3. Michael Matthis, Lamar University, "Kant and the Problem of Enlargement."
4. Kevin Dodson, Lamar University, "Radical Evil, Gothic Horror, and the Grotesque."

"Hume and the Usual Suspects (III)."
Chair: James W. Mock, University of Central Oklahoma. (Butler Room)
1. Dabney Townsend, American Society for Aesthetics, "Hume’s Aesthetic Move: The Legitimization of Sentiment."
2. Peter S. Fosl, Transylvania University, "Habit, Custom, History and Hume's Critical Philosophy."
3. Horace (Bud) Fairlamb, University of Houston-Victoria, "Hume’s Sensibility and Psychoanalysis."

11:45 am -1:15 pm
Saturday Luncheon

Saturday, 1:15-3:00 pm

"Religion in the Age of Enlightenment (III)."
Chair: Brett McInelly, Brigham Young University. (Lanier I)
1. Jenna Kulasiewicz, University of Wisconsin-Eau Claire, "Enlightenment and Religious Deception in The Female American."
2. Mary Rooks, Kent State University-Stark, "Wherein Lies Virtue? Secular Matters and Godly Matters in the Works of Sarah Fielding."
3. Salim Rashid, University of Illinois, "Jonathan Swift and the Irish School of Development Economics."

"All Matters Corporeal in the Eighteenth Century."
Chair: Murray Brown, Georgia State University. (Lanier III)
1. Eric D. Larson, University of Arkansas, "'Hunger Knows no Friend': The Becoming and Un-becoming Consumer in Defoe's Robinson Crusoe and The Farther Adventures of Robinson Crusoe."
2. Karen Dodson, Gainesville State College, "The Price of Virtue for the Eighteenth-Century Woman. "
3. Stanley Arnold, Northern Illinois University, "Reader Have You Ever Seen a Fight: Boxing and the Rise of Modern Sporting Culture in Regency London, 1780-1820."

1:15-5:00 pm
Outing to Fort Frederica

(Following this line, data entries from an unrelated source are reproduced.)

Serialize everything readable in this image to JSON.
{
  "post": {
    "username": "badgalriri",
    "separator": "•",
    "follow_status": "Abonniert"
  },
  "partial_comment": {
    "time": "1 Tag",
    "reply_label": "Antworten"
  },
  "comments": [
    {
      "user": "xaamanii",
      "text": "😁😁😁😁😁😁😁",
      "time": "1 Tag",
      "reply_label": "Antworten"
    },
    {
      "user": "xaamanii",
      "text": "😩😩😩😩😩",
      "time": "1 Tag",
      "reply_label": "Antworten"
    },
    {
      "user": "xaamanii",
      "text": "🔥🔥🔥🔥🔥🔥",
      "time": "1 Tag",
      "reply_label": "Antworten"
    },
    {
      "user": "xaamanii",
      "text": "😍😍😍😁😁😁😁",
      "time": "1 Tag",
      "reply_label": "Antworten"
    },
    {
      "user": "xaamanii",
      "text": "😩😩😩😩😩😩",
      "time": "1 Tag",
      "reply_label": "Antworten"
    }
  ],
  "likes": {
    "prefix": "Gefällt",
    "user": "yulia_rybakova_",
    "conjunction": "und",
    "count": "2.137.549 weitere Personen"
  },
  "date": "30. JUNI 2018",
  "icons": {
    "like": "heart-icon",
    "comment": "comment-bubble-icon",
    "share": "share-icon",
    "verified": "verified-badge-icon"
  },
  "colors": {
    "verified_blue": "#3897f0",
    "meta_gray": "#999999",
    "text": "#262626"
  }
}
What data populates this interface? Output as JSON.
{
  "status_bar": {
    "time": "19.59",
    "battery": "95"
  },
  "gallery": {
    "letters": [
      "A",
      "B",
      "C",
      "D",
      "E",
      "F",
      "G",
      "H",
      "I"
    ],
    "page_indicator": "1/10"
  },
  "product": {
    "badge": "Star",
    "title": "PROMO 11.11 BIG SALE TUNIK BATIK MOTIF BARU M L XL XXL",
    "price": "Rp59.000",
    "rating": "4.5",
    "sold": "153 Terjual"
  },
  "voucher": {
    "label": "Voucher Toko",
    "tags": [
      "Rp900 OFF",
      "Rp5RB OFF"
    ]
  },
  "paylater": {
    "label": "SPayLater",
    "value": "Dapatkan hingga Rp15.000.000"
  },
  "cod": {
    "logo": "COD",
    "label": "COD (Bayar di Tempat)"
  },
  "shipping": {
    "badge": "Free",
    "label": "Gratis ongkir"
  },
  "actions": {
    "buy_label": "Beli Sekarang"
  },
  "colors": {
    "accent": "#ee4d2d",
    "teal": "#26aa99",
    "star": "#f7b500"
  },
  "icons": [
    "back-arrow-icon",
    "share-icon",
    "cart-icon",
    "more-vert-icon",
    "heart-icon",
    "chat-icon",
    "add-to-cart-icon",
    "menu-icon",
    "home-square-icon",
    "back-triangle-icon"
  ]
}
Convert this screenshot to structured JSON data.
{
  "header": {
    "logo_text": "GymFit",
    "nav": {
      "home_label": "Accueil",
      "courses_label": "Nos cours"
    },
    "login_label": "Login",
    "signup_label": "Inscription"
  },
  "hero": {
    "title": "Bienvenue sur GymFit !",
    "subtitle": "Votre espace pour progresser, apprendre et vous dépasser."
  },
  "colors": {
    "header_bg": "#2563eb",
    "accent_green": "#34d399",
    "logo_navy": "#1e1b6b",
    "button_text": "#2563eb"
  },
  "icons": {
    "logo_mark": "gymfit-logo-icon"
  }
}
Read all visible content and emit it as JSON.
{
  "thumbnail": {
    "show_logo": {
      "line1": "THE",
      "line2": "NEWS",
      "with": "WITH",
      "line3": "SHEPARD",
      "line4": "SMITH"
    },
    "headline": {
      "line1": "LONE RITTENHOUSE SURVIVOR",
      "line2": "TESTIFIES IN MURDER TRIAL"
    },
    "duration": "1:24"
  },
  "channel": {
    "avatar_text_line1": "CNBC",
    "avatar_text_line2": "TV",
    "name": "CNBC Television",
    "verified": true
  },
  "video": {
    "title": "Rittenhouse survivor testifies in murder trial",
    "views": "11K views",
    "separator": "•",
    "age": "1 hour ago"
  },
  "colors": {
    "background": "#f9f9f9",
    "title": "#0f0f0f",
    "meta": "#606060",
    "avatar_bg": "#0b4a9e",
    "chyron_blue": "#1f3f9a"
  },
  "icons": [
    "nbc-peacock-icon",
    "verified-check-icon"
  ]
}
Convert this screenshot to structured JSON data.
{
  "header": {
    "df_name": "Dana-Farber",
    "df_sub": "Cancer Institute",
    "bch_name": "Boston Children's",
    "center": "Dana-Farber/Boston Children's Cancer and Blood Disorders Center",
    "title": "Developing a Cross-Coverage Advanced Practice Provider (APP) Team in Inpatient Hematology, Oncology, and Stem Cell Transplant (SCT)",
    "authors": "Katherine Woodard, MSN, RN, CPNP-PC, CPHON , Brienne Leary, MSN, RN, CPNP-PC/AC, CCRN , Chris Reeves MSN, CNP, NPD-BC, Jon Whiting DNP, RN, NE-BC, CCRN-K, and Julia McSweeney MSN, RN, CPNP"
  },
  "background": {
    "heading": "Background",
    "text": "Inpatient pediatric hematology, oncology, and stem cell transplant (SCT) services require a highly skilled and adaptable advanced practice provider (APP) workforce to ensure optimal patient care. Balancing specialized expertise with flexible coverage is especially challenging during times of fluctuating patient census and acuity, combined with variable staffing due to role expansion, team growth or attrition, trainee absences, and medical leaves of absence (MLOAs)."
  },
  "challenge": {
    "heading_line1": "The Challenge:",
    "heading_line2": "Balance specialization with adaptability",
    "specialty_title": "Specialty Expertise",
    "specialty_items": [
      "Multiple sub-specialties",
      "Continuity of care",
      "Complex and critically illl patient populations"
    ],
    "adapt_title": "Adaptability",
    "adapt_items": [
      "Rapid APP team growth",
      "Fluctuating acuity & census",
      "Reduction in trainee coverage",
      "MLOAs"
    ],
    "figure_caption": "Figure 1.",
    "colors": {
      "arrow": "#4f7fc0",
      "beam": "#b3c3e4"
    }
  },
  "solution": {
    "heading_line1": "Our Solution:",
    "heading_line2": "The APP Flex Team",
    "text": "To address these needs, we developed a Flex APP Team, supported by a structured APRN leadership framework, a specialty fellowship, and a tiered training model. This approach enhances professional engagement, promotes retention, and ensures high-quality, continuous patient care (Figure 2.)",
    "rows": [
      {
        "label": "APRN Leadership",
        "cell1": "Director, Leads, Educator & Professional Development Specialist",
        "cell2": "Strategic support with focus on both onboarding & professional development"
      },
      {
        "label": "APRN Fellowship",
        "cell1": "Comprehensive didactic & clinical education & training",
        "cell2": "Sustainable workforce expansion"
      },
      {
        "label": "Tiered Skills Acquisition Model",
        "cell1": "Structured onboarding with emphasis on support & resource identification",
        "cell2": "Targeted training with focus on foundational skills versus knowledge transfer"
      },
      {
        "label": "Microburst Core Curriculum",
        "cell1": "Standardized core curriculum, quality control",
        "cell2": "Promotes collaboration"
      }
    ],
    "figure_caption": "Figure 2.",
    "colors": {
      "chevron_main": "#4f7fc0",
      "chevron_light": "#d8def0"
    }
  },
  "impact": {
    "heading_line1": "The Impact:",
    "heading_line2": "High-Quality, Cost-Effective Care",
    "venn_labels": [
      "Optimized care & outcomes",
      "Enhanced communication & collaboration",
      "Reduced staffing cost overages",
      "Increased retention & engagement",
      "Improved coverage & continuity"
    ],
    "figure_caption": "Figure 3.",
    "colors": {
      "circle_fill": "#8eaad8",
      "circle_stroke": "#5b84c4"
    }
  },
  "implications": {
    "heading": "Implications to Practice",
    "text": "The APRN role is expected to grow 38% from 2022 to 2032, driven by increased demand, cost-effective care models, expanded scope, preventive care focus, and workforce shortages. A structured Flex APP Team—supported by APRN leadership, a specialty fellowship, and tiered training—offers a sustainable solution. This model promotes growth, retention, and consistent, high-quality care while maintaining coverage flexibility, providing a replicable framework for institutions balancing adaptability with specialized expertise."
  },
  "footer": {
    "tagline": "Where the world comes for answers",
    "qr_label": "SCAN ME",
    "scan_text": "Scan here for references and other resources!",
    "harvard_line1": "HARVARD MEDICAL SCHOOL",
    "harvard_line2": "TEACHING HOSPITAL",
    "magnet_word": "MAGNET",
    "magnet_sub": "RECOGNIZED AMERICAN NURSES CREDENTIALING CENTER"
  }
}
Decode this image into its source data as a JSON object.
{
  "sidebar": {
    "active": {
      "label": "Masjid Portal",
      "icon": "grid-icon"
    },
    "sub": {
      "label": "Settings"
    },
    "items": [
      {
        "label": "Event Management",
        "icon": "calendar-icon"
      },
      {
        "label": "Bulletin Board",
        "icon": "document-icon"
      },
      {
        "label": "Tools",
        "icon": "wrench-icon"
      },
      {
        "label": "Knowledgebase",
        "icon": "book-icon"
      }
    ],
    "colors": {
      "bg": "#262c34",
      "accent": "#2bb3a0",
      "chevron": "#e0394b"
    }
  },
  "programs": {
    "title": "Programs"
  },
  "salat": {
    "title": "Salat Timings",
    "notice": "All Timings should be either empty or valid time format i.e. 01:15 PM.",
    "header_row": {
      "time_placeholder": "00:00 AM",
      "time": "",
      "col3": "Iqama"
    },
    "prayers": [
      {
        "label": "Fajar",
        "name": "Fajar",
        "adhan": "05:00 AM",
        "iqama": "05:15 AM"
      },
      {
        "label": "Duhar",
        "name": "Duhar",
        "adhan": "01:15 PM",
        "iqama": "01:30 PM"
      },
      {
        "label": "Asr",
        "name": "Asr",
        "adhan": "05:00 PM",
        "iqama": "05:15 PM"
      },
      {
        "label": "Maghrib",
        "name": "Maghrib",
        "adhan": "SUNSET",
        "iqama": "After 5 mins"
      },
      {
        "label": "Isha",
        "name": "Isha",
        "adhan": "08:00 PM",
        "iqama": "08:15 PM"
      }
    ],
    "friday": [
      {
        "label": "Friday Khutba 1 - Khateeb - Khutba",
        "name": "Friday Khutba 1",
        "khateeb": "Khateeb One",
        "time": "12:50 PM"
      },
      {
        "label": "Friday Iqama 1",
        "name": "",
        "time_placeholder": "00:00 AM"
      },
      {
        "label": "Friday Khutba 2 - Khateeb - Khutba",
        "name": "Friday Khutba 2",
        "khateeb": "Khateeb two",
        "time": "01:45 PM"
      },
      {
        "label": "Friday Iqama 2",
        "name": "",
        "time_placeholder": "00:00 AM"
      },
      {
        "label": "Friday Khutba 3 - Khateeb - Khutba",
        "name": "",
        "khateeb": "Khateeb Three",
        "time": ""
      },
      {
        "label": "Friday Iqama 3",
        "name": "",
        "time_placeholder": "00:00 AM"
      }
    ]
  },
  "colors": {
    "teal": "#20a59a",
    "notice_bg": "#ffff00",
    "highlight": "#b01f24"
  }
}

Trolleys will be running to the fort for approximately four hours. Weather permitting, there are demonstrations and other activities including re-enactors scheduled to be on site for most of Saturday. We have two trolleys running there and back, but we can't all go at the same time. We will begin making runs to the fort (approximately 30 minutes round trip) at about 1:15.